Chinese vice premier talks trade with Mnuchin, Lighthizer
U.S. stocks closed mostly lower Tuesday in a session that saw the key indexes weave in and out of positive territory as investors weighed mounting political tension in the nation’s capital against renewed optimism over U.S.-China trade talks.
How did the benchmarks fare?
The Dow Jones Industrial Average DJIA, -0.22% shed 53.02 points, or 0.2%, to 24,370.24 while the S&P 500 index SPX, -0.04% slipped 0.94 point to 2,636.78 and the Nasdaq Composite Index COMP, +0.16% edged up 11.31 points, or 0.2%, to 7,031.83.
What drove the market?
A contentious meeting between President Donald Trump and Democratic leaders Chuck Schumer and Nancy Pelosi over border security, with Trump threatening to shut down government, battered already fragile sentiment.
Stocks had charged higher at the opening bell after the U.S. and China launched formal trade talks with a phone call.

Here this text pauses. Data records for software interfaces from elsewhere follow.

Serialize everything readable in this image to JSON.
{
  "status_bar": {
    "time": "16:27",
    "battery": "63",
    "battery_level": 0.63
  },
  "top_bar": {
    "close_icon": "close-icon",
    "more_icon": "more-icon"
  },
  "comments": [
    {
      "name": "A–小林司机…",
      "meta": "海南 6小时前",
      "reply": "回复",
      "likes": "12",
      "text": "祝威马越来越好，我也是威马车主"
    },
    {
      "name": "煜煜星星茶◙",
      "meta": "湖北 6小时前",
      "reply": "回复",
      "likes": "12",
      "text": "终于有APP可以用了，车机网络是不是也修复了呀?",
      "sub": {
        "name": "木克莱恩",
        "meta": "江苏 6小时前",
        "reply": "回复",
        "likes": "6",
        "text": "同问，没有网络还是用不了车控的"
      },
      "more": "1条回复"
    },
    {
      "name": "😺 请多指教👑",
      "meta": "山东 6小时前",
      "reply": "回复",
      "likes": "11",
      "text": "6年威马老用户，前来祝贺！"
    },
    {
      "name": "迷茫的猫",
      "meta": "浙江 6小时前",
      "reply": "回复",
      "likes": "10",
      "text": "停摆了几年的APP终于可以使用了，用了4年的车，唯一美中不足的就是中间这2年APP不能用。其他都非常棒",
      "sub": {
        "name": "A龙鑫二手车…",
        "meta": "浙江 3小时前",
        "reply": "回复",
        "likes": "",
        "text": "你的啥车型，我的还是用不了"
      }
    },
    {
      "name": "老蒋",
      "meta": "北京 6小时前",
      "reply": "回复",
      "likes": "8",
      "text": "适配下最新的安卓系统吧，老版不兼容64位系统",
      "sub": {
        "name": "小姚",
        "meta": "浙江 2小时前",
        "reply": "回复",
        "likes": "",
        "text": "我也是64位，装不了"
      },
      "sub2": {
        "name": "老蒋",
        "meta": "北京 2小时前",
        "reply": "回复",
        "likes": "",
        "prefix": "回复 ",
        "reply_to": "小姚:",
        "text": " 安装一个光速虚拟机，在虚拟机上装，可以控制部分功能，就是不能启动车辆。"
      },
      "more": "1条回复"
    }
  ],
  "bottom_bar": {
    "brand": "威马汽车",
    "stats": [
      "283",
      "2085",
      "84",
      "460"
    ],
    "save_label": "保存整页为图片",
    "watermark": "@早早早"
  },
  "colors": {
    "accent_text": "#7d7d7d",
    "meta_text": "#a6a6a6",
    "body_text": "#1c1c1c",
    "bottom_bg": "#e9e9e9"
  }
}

The initial conversation included Treasury Secretary Steven Mnuchin, U.S. Trade Representative Robert Lighthizer and Chinese Vice Premier Liu He, where they discussed changes to fundamental Chinese economic policies.
In the call, China informed U.S. officials that it had agreed to reduce tariffs on U.S. autos to 15%, down from 40%. The move was credited with lifting shares of Ford Motor Company F, +0.94% and General Motors Co. GM, +1.59%
What data were in focus?
The National Federation of Independent Businesses issued its small business optimism index for November, showing it fell to 104.8 from 107.1 in October, its lowest reading since May.
The wholesale cost of goods and services rose by 0.1% in November, above consensus estimates of a 0.1% decline, according to a MarketWatch poll of economists. Year-over-year rises in producer prices, however, fell to 2.5% from 2.9%, according to the Labor Department.
What were strategists saying?
“Hard to rally on the same news more than twice. Market opened on hopes of trade concessions with China. Trade is a long-term discussion [with] no resolution of substance until much further down the road. Therefore all rallies have be treated with suspect particularly given the strong downside momentum in force since October,” said Bruce Bittles, chief investment strategist at Baird.
“Today is pretty much a mirror image of yesterday. We started out strong and now the early gains have been whittled away just as the market clawed back early losses yesterday,” said Colin Cieszynski, chief market strategist at SIA Wealth Management Inc.”Overall, volatility remains high with neither side — bulls or bears — able to exert control for more than a day or two.”
Larry Benedict, chief executive of the Opportunistic Trader, said that investors remained “skittish.” “The true giveaway in my mind,” that markets aren’t about to mount a year-end rally, “is that volatility is still elevated at roughly 22,” he said. “If this were the real deal, volatility would be near 15.”
What stocks were in focus?
Apple Inc. shares AAPL, +1.08% fell 0.8% amid lingering concerns about the company’s business model and a series of setbacks in China, a key market.
Shares of Francesca’s Holdings Corp. FRAN, -16.67% skidded 15% after the firm announced a quarterly loss and a decline in store foot traffic.
DSW Inc. DSW, +0.96% rallied 10% after the company roundly beat estimates for third-quarter profits and sales, while raising its 2018 outlook.
Pfizer Inc. PFE, +0.86% shares slid 0.6% after the stock was downgraded to neutral from overweight by JPMorgan.
How were other markets trading?
European markets advanced, with the Stoxx Europe 600 SXXP, +1.31% up on the day.